Again we get to explore the political and military world of the Cold War. This story features a CIA analyst, who is secretly an ace and has managed to hide this from his superiors, but not from his wife, who on the other hand doesn’t know he’s CIA. This man has the power to freeze time, which will come in handy when the Soviets manage to capture a valuable ace asset of the United States. This story shows us how the US government picked up on the Four Aces concept and made it more into a special CIA kind of thing.
Shell Games 9/10

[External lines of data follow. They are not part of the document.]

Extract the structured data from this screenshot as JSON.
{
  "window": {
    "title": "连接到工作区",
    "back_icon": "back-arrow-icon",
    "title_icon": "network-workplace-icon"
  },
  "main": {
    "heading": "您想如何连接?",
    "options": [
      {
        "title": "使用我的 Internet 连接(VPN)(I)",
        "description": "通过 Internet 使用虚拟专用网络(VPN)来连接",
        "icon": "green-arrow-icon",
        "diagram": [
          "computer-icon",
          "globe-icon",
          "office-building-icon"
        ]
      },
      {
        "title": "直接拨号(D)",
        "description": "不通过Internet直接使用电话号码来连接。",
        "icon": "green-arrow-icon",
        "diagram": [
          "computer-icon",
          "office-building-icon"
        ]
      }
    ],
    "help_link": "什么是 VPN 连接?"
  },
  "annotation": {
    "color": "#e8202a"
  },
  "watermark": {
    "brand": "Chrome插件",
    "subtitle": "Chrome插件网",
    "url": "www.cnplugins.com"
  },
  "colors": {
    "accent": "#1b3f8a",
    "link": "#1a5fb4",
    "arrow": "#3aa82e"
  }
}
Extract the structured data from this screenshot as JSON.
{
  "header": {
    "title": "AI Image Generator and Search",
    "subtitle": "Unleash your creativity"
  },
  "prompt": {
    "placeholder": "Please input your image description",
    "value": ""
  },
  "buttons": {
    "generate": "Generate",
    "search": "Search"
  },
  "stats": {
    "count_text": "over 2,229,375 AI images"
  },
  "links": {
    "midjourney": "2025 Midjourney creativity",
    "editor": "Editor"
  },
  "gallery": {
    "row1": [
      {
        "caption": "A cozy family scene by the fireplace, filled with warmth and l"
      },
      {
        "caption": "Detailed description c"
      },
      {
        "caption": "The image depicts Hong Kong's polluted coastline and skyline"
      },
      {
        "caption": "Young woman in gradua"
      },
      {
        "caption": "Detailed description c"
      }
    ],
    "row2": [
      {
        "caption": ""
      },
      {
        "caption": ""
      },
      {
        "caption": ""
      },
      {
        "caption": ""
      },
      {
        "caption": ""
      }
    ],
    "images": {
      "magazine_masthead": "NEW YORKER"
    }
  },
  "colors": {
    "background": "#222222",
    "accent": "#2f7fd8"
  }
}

GRRM’s story contribution to this volume. Shell Games is a conventional superhero story about the origins of the Great and Powerful Turtle, a kind of Ace-Batman. I don’t want to give too much away here, because it’s so fun. It’s typical GRRM, the story, and it furthers the narrative in an important way as it gives the perennial drunk Tachyon has become since Degradation Rites a new purpose.
The Long, Dark Night of Fortunato 4/10
I really don’t like the character of Fortunato and especially his power. I find it too disgusting. Ew. Ew. Ew. Don’t even want to write about it. The story’s short, too, and without much of an ark IMO.
Transfigurations explores the hippie and post-hippie scene of the late sixties and early seventies and connects it with the Wild Cards myth. An MIT nerd meets his old high school nemesis (and secret love) who calls herself Sunflower now and wants to bring him to her side while he only wants her and to study the effects of drugs for his scientific work. It ends with a big street battle between the hippies and the pigs and an ace duel. Enjoyable.
Down Deep 7/10
This piece explores the world below New York City. Kind of like in IT, we get to explore the subway and sewer system and what lurks there. I enjoyed mostly the atmosphere and locations; the story itself had many unbelievable moments (again: powers!) and a few things remain unexplained.
Ha! This story will really surprise and shock you! It also seems to set things up for later books. I don’t want to spoil you, so I’ll just say that I really liked it.
Ghost Girl Takes Manhattan 8/10
Another new story. It’s about a girl who loses her friend on a night out in Jokertown and spends the rest of the night trying to find her while also running from thugs who are after a key a girl in a club put into her hands. The difference: She has the ace power of gliding at will through solid objects. Thus: Ghost Girl. Also enjoyable.
Comes a Hunter 7/10
The final story is about a former soldier who left Vietnam disillusioned and now lives illegally in the US. He gets into conflict with a powerful former Vietnamese general who made it big in the drug trade while maintaining his respectable cover with the authorities. He kidnapped the daughter of one of the solder’s former allies and killed her father, which sets the captain on the path of revenge.
The big premise of this story, I think, is a fight between a normal guy and an ace, which is pretty well done.
Read Wild Cards!
All in all, there are stronger and weaker stories in this volume, as is natural for such a project, but the sum really is more than its parts. The great thing about Wild Cards I is that almost each story, except for the new ones that were added to this edition (Powers, Captain Cathode and the Secret Ace, Ghost Girl Takes Manhattan) continues the bigger story ark. Each story picks up one or more of the myriads of plot threads and spins it further, thus creating an overall narrative that looms large. I’ve never seen a collective narrative enterprise like this and am very, very impressed. I wonder how GRRM coordinated all of this. The result seems seamless, even though most of the stories were probably written simultaneously.